Over time, three key narratives emerged. Reproductive and maternal health is one. Another is politics and political identity—how gender, but especially motherhood, becomes an organizing force in environmental and climate politics. And the third, economics, both the socioeconomic vulnerability of women and LGBTQ+ people amid disasters and post-disaster recovery and the way in which the clean energy transition is coming to fruition, without funding for care work and with much of the job creation happening in male-dominated industries.

Is there a quintessential story you’ve done that revealed to you what this beat can look like?

I alluded to this story earlier, but in my first year at The 19th, I did a story about a doula collective in Louisiana called Birthmark. After Hurricane Laura, in 2020, and then Hurricane Ida, in 2021, they were traveling to evacuation centers and filling a role that emergency responders were not. They were doing intake for people with infants or who were breastfeeding, to ensure they had support and supplies—which is critical, because in stressful situations like a disaster, many women stop lactating. So Birthmark created and distributed these emergency feeding kits—which, in the time since then, they’ve also distributed in other states. The group has also trained hundreds of emergency first responders in safe infant feeding practices.

That story opened my eyes to the intersection of climate change and reproductive health, to this huge blind spot we have in society toward women as a group of people with specific needs. It’s an egregious oversight.

I’ll add that, because there aren’t many journalists working at this intersection, it’s sometimes easy to find that story no one else is reporting. I did a follow-up to that Louisiana doulas story, about midwives and the role they’ve played amid emergencies, because they’re capable of delivering babies without high-tech tools or electricity. Then, when the Maui wildfires hit last summer, I knew based on my previous reporting that reproductive [health] was likely being overlooked. I pulled that string, and sure enough there was a severe lack of maternity care for people displaced by the destruction. That became a solutions story, though, because I found a nonprofit, called Healthy Mothers Healthy Babies, which had deployed a mobile unit from Oahu that was delivering prenatal and postpartum care.

Looking forward, as more of the climate conversation shifts to solutions—and the need for justice and equity in those solutions—what gender stories are you following?

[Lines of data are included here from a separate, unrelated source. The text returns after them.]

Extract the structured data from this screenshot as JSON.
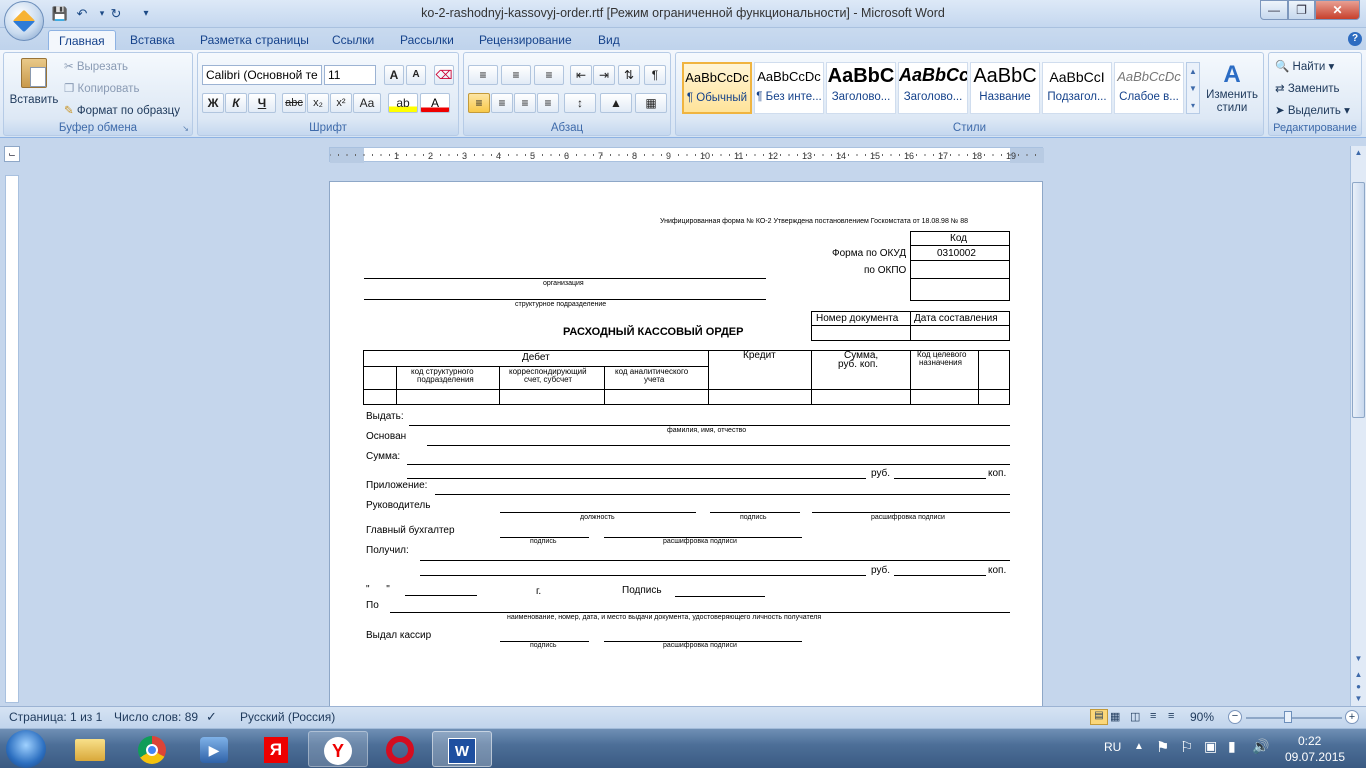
{
  "window": {
    "title": "ko-2-rashodnyj-kassovyj-order.rtf [Режим ограниченной функциональности] - Microsoft Word"
  },
  "tabs": [
    "Главная",
    "Вставка",
    "Разметка страницы",
    "Ссылки",
    "Рассылки",
    "Рецензирование",
    "Вид"
  ],
  "clipboard": {
    "paste": "Вставить",
    "cut": "Вырезать",
    "copy": "Копировать",
    "format_painter": "Формат по образцу",
    "label": "Буфер обмена"
  },
  "font": {
    "name": "Calibri (Основной те",
    "size": "11",
    "label": "Шрифт"
  },
  "paragraph": {
    "label": "Абзац"
  },
  "styles": {
    "label": "Стили",
    "change": "Изменить стили",
    "items": [
      {
        "sample": "AaBbCcDc",
        "name": "¶ Обычный"
      },
      {
        "sample": "AaBbCcDc",
        "name": "¶ Без инте..."
      },
      {
        "sample": "AaBbC",
        "name": "Заголово..."
      },
      {
        "sample": "AaBbCc",
        "name": "Заголово..."
      },
      {
        "sample": "AaBbC",
        "name": "Название"
      },
      {
        "sample": "AaBbCcI",
        "name": "Подзагол..."
      },
      {
        "sample": "AaBbCcDc",
        "name": "Слабое в..."
      }
    ]
  },
  "editing": {
    "find": "Найти",
    "replace": "Заменить",
    "select": "Выделить",
    "label": "Редактирование"
  },
  "document": {
    "header_note": "Унифицированная форма № КО-2 Утверждена постановлением Госкомстата от 18.08.98 № 88",
    "kod": "Код",
    "forma_okud": "Форма по ОКУД",
    "okud_value": "0310002",
    "po_okpo": "по ОКПО",
    "organizaciya": "организация",
    "strukturnoe": "структурное подразделение",
    "nomer_doc": "Номер документа",
    "data_sost": "Дата составления",
    "title": "РАСХОДНЫЙ КАССОВЫЙ ОРДЕР",
    "debet": "Дебет",
    "kod_struct_1": "код структурного",
    "kod_struct_2": "подразделения",
    "korr_1": "корреспондирующий",
    "korr_2": "счет, субсчет",
    "kod_anal_1": "код аналитического",
    "kod_anal_2": "учета",
    "kredit": "Кредит",
    "summa_1": "Сумма,",
    "summa_2": "руб. коп.",
    "kod_cel_1": "Код целевого",
    "kod_cel_2": "назначения",
    "vydat": "Выдать:",
    "fio": "фамилия, имя, отчество",
    "osnovan": "Основан",
    "summa": "Сумма:",
    "rub": "руб.",
    "kop": "коп.",
    "prilozhenie": "Приложение:",
    "rukovoditel": "Руководитель",
    "dolzhnost": "должность",
    "podpis": "подпись",
    "rasshifrovka": "расшифровка подписи",
    "glav_buh": "Главный бухгалтер",
    "poluchil": "Получил:",
    "quote": "\"      \"",
    "g": "г.",
    "podpis_label": "Подпись",
    "po": "По",
    "naim": "наименование, номер, дата, и место выдачи документа, удостоверяющего личность получателя",
    "vydal": "Выдал кассир"
  },
  "status": {
    "page": "Страница: 1 из 1",
    "words": "Число слов: 89",
    "language": "Русский (Россия)",
    "zoom": "90%"
  },
  "tray": {
    "lang": "RU",
    "time": "0:22",
    "date": "09.07.2015"
  }
}
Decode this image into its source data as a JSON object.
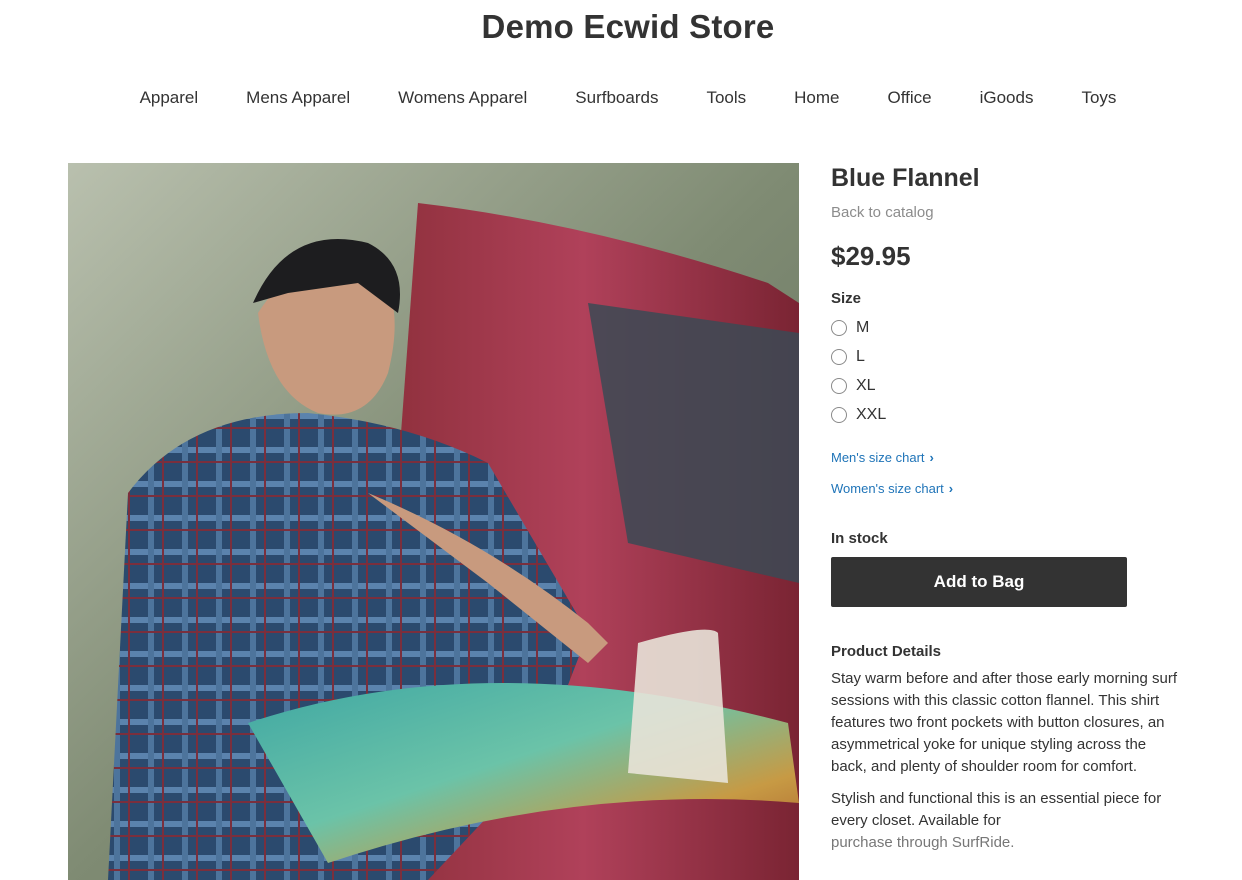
{
  "store": {
    "title": "Demo Ecwid Store"
  },
  "nav": {
    "items": [
      "Apparel",
      "Mens Apparel",
      "Womens Apparel",
      "Surfboards",
      "Tools",
      "Home",
      "Office",
      "iGoods",
      "Toys"
    ]
  },
  "product": {
    "title": "Blue Flannel",
    "back_label": "Back to catalog",
    "price": "$29.95",
    "size_label": "Size",
    "sizes": [
      "M",
      "L",
      "XL",
      "XXL"
    ],
    "mens_chart_label": "Men's size chart",
    "womens_chart_label": "Women's size chart",
    "stock_status": "In stock",
    "add_button_label": "Add to Bag",
    "details_title": "Product Details",
    "description": [
      "Stay warm before and after those early morning surf sessions with this classic cotton flannel. This shirt features two front pockets with button closures, an asymmetrical yoke for unique styling across the back, and plenty of shoulder room for comfort.",
      "Stylish and functional this is an essential piece for every closet. Available for",
      "purchase through SurfRide."
    ]
  },
  "icons": {
    "chevron": "chevron-right-icon",
    "radio": "radio-unchecked-icon"
  },
  "colors": {
    "button_bg": "#333333",
    "link": "#1f74b8",
    "muted": "#8c8c8c"
  }
}
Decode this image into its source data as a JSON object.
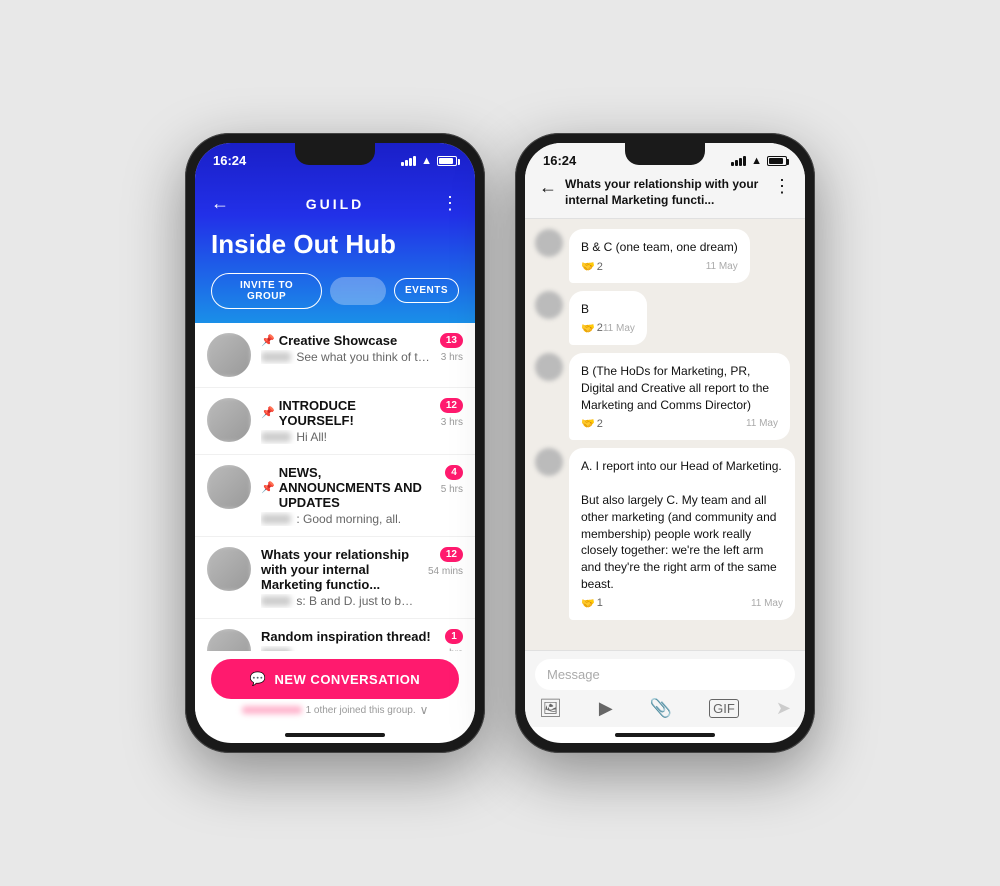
{
  "phones": {
    "left": {
      "status": {
        "time": "16:24"
      },
      "header": {
        "back": "←",
        "logo": "GUILD",
        "more": "⋮",
        "title": "Inside Out Hub",
        "invite_label": "INVITE TO GROUP",
        "events_label": "EVENTS"
      },
      "conversations": [
        {
          "id": 1,
          "title": "Creative Showcase",
          "preview": "See what you think of the...",
          "time": "3 hrs",
          "badge": "13",
          "pinned": true
        },
        {
          "id": 2,
          "title": "INTRODUCE YOURSELF!",
          "preview": "Hi All!",
          "time": "3 hrs",
          "badge": "12",
          "pinned": true
        },
        {
          "id": 3,
          "title": "NEWS, ANNOUNCMENTS AND UPDATES",
          "preview": ": Good morning, all.",
          "time": "5 hrs",
          "badge": "4",
          "pinned": true
        },
        {
          "id": 4,
          "title": "Whats your relationship with your internal Marketing functio...",
          "preview": "s: B and D. just to be awkwa...",
          "time": "54 mins",
          "badge": "12",
          "pinned": false
        },
        {
          "id": 5,
          "title": "Random inspiration thread!",
          "preview": "",
          "time": "hrs",
          "badge": "1",
          "pinned": false
        }
      ],
      "fab": {
        "icon": "💬",
        "label": "NEW CONVERSATION"
      },
      "joined_notice": "1 other joined this group."
    },
    "right": {
      "status": {
        "time": "16:24"
      },
      "header": {
        "back": "←",
        "title": "Whats your relationship with your internal Marketing functi...",
        "more": "⋮"
      },
      "messages": [
        {
          "id": 1,
          "text": "B & C (one team, one dream)",
          "time": "11 May",
          "reaction": "🤝",
          "reaction_count": "2"
        },
        {
          "id": 2,
          "text": "B",
          "time": "11 May",
          "reaction": "🤝",
          "reaction_count": "2"
        },
        {
          "id": 3,
          "text": "B  (The HoDs for Marketing, PR, Digital and Creative all report to the Marketing and Comms Director)",
          "time": "11 May",
          "reaction": "🤝",
          "reaction_count": "2"
        },
        {
          "id": 4,
          "text": "A. I report into our Head of Marketing.\n\nBut also largely C. My team and all other marketing (and community and membership) people work really closely together: we're the left arm and they're the right arm of the same beast.",
          "time": "11 May",
          "reaction": "🤝",
          "reaction_count": "1"
        }
      ],
      "input": {
        "placeholder": "Message"
      }
    }
  }
}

In many lower-income industries in the US, women form a significant percentage of the workforce. I did a story about ways in which the Inflation Reduction Act failed to account for the unique needs of women who would be involved in climate-related infrastructure construction. For example, there often isn’t childcare available in the very early and late hours during which a lot of construction work gets done. Even the workwear is predominantly designed for men, and women face a lot of safety issues when it comes to dressing properly on construction sites.

Now, I’m thinking about the American Climate Corps, a sweeping jobs-creation initiative announced last year by the Biden administration. It’s based on the Civilian Conservation Corps from the 1930s and ’40s, and that was all men. I’m wondering how this new initiative will recruit people and whether it will make an adequate effort to bring in women and LGBTQ+ people. Because what I’ve found in my reporting so far, and what I’ve seen in other reporting, is that a majority of the job creation related to efforts to reduce fossil fuel use and bolster clean energy is for positions held by men. Electricians are something like 98 percent men, for example, and we have a nationwide shortage of electricians—so there’s an opportunity right there to include others in the solution. But if we’re not looking at climate solutions through a gendered lens, if we don’t factor gender into this new world we’re creating, then we’ll just perpetuate inequalities in our society today.